Integrons are bacterial genetic elements that can capture, rearrange, and express mobile gene cassettes. They are best known for their role in disseminating antibiotic-resistance genes among pathogens. Their ability to rapidly spread resistance phenotypes makes it important to consider what other integron-mediated traits might impact human health in the future, such as increased virulence, pathogenicity, or resistance to novel antimicrobial strategies. Exploring the functional diversity of cassettes and understanding their de novo creation will allow better pre-emptive management of bacterial growth, while also facilitating development of technologies that could harness integron activity. If we can control integrons and cassette formation, we could use integrons as a platform for enzyme discovery and to construct novel biochemical pathways, with applications in bioremediation or biosynthesis of industrial and therapeutic molecules.

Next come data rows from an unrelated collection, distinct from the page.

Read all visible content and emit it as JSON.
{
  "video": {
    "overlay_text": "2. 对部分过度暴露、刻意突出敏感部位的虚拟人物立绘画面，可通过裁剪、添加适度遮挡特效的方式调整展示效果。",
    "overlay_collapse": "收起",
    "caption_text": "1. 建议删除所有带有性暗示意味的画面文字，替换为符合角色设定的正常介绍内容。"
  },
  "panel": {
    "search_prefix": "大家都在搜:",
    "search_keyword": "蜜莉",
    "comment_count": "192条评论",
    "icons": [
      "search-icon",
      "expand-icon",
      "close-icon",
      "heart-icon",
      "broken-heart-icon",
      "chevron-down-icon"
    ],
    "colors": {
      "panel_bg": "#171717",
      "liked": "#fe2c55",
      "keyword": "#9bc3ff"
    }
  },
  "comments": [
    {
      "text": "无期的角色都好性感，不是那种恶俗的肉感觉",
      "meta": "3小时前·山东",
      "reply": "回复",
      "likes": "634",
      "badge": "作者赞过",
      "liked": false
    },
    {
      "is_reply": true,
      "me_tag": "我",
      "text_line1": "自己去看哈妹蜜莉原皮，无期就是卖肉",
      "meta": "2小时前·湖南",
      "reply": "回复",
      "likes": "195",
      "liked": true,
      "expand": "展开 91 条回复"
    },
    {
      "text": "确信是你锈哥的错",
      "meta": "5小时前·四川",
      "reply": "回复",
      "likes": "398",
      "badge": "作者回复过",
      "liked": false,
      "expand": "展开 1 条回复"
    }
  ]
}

Integron activity thus holds both peril and promise for humans.
- synthetic biology